Higher education Green Paper – response from the Chartered Association of Business Schools
The government has today published its higher education Green Paper and opened consultation on a range of proposals relating to teaching excellence, social mobility and student choice.
The Chartered Association of Business Schools commend proposals to further raise the quality of teaching and to widen choice and participation for students. We welcome the outline of a Teaching Excellence Framework (TEF) and its emphasis on driving up standards, recognising high-value teaching and delivering value for students. In consultation with government, we have supported an approach to TEF that includes a basket of measures and we welcome the proposal to take into account metrics alongside additional evidence. Metrics must be sufficiently broad and take into account the diverse nature of HEI’s and to allow for innovation in teaching. We look forward to feeding into the development of these metrics, with input from our members.

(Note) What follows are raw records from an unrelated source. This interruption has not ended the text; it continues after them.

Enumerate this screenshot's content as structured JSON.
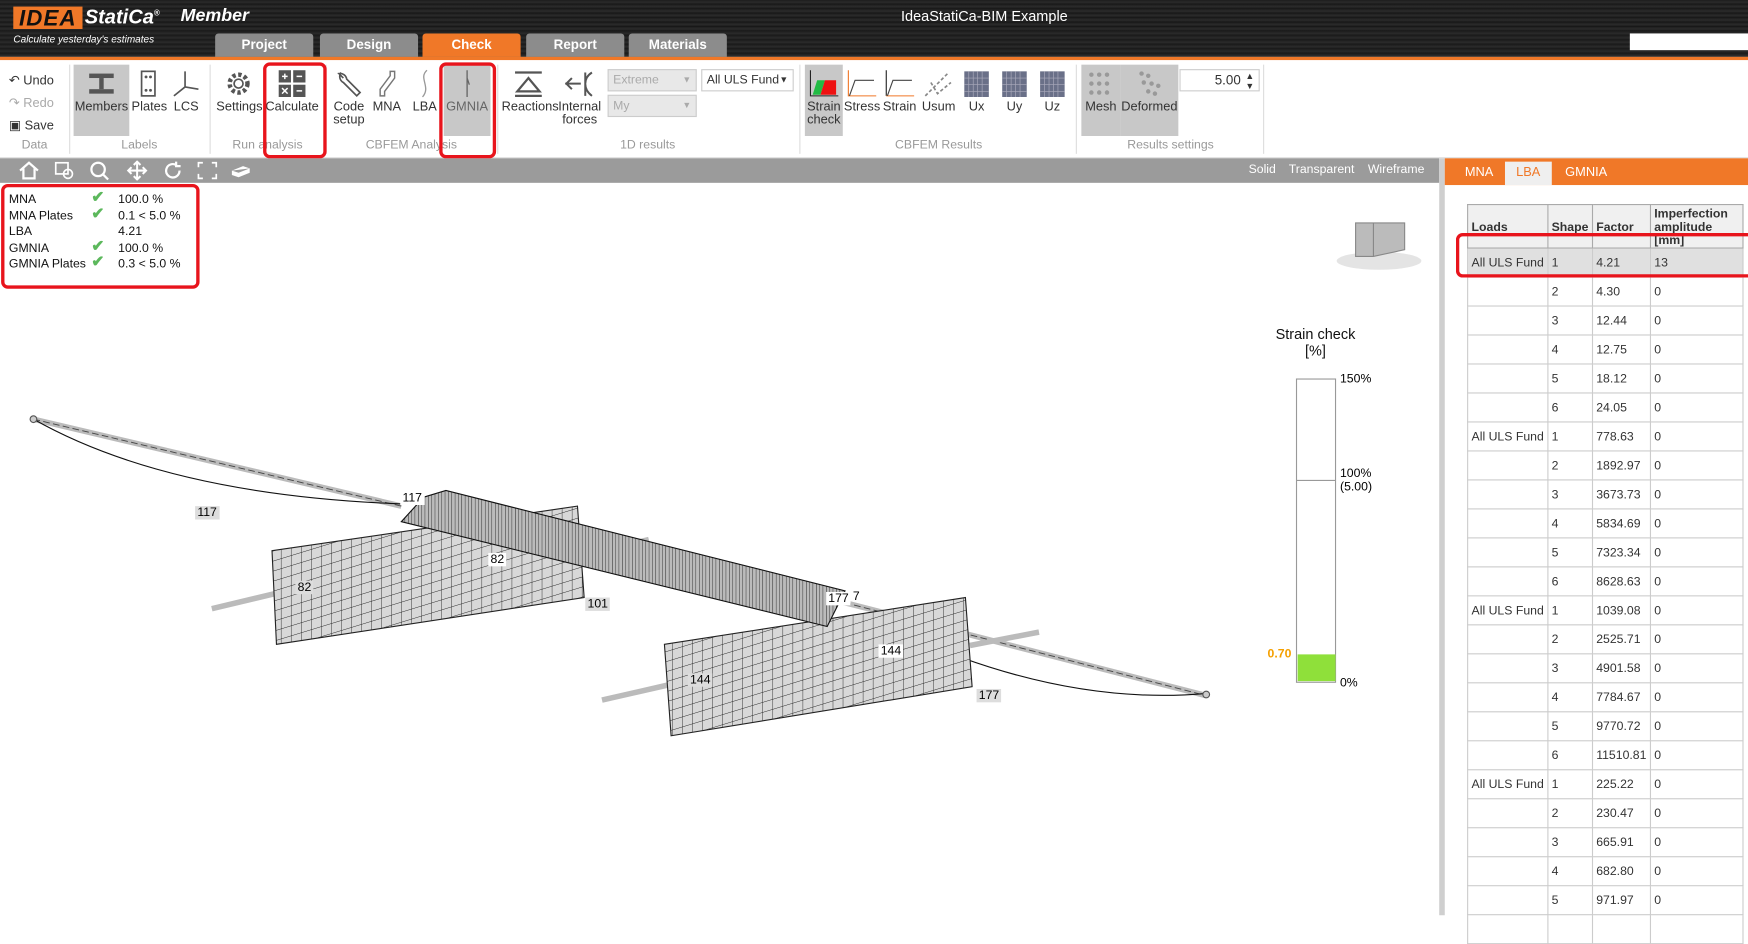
{
  "app": {
    "logo": "IDEA StatiCa",
    "product": "Member",
    "tagline": "Calculate yesterday's estimates",
    "title": "IdeaStatiCa-BIM Example"
  },
  "main_tabs": [
    {
      "label": "Project"
    },
    {
      "label": "Design"
    },
    {
      "label": "Check",
      "active": true
    },
    {
      "label": "Report"
    },
    {
      "label": "Materials"
    }
  ],
  "ribbon": {
    "data": {
      "undo": "Undo",
      "redo": "Redo",
      "save": "Save",
      "group": "Data"
    },
    "labels": {
      "members": "Members",
      "plates": "Plates",
      "lcs": "LCS",
      "group": "Labels"
    },
    "run": {
      "settings": "Settings",
      "calculate": "Calculate",
      "group": "Run analysis"
    },
    "cbfem": {
      "code_setup_1": "Code",
      "code_setup_2": "setup",
      "mna": "MNA",
      "lba": "LBA",
      "gmnia": "GMNIA",
      "group": "CBFEM Analysis"
    },
    "results1d": {
      "reactions": "Reactions",
      "internal_1": "Internal",
      "internal_2": "forces",
      "extreme": "Extreme",
      "my": "My",
      "load": "All ULS Fund",
      "group": "1D results"
    },
    "cbfem_results": {
      "strain_check_1": "Strain",
      "strain_check_2": "check",
      "stress": "Stress",
      "strain": "Strain",
      "usum": "Usum",
      "ux": "Ux",
      "uy": "Uy",
      "uz": "Uz",
      "group": "CBFEM Results"
    },
    "settings": {
      "mesh": "Mesh",
      "deformed": "Deformed",
      "scale": "5.00",
      "group": "Results settings"
    }
  },
  "view_modes": {
    "solid": "Solid",
    "transparent": "Transparent",
    "wireframe": "Wireframe"
  },
  "status": [
    {
      "label": "MNA",
      "ok": true,
      "value": "100.0 %"
    },
    {
      "label": "MNA Plates",
      "ok": true,
      "value": "0.1 < 5.0 %"
    },
    {
      "label": "LBA",
      "ok": false,
      "value": "4.21"
    },
    {
      "label": "GMNIA",
      "ok": true,
      "value": "100.0 %"
    },
    {
      "label": "GMNIA Plates",
      "ok": true,
      "value": "0.3 < 5.0 %"
    }
  ],
  "model_labels": [
    "117",
    "117",
    "82",
    "82",
    "101",
    "177",
    "7",
    "144",
    "144",
    "177"
  ],
  "legend": {
    "title": "Strain check",
    "unit": "[%]",
    "max": "150%",
    "limit": "100%",
    "limit_value": "(5.00)",
    "min": "0%",
    "current": "0.70",
    "current_fraction_of_max": 0.0047,
    "fill_color": "#8fe03a",
    "current_color": "#f5a000"
  },
  "right_tabs": [
    {
      "label": "MNA"
    },
    {
      "label": "LBA",
      "active": true
    },
    {
      "label": "GMNIA"
    }
  ],
  "table": {
    "headers": [
      "Loads",
      "Shape",
      "Factor",
      "Imperfection amplitude [mm]"
    ],
    "rows": [
      [
        "All ULS Fund",
        "1",
        "4.21",
        "13"
      ],
      [
        "",
        "2",
        "4.30",
        "0"
      ],
      [
        "",
        "3",
        "12.44",
        "0"
      ],
      [
        "",
        "4",
        "12.75",
        "0"
      ],
      [
        "",
        "5",
        "18.12",
        "0"
      ],
      [
        "",
        "6",
        "24.05",
        "0"
      ],
      [
        "All ULS Fund",
        "1",
        "778.63",
        "0"
      ],
      [
        "",
        "2",
        "1892.97",
        "0"
      ],
      [
        "",
        "3",
        "3673.73",
        "0"
      ],
      [
        "",
        "4",
        "5834.69",
        "0"
      ],
      [
        "",
        "5",
        "7323.34",
        "0"
      ],
      [
        "",
        "6",
        "8628.63",
        "0"
      ],
      [
        "All ULS Fund",
        "1",
        "1039.08",
        "0"
      ],
      [
        "",
        "2",
        "2525.71",
        "0"
      ],
      [
        "",
        "3",
        "4901.58",
        "0"
      ],
      [
        "",
        "4",
        "7784.67",
        "0"
      ],
      [
        "",
        "5",
        "9770.72",
        "0"
      ],
      [
        "",
        "6",
        "11510.81",
        "0"
      ],
      [
        "All ULS Fund",
        "1",
        "225.22",
        "0"
      ],
      [
        "",
        "2",
        "230.47",
        "0"
      ],
      [
        "",
        "3",
        "665.91",
        "0"
      ],
      [
        "",
        "4",
        "682.80",
        "0"
      ],
      [
        "",
        "5",
        "971.97",
        "0"
      ],
      [
        "",
        "",
        "",
        ""
      ]
    ]
  },
  "colors": {
    "accent": "#f07828",
    "highlight": "#e8141c"
  }
}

Commenting on the Green Paper, Anne Kiem, Chief Executive of the Chartered ABS said:
“British business schools understand the importance of teaching excellence and maintaining high standards. Our members rank amongst the best in the world and continuously aim to provide top-class education to students while appropriately ensuring student satisfaction. We are encouraged by the long overdue action of giving teaching parity of esteem with research, and especially the intention to recognise and support both aspects of higher education business.
There is a lot of detail still to be worked through with respect to fee increases, the role of the Office for Students, research funding and how that fits with the Nurse Reviews and we look forward to working with the Government to ensure there is no added bureaucracy, just genuine support and reward.”
Professor Angus Laing, Chair of the Chartered ABS said:
“Policy initiatives such as the proposed TEF which provide students, both British and international, with robust and reliable indicators of the quality of the educational experience at British business schools are to be welcomed. It is important in developing the measures to be employed within the TEF that two considerations are taken into account. Firstly, that softer elements of the learning experience, such as the importance of being taught by leading edge researchers is recognised as central to the delivery of a transformational university experience. Secondly, that the measures employed do not result in risk aversion and an increasing homogenisation of provision, and the consequent loss of diversity and real choice for students.”
You can read the green paper in full here.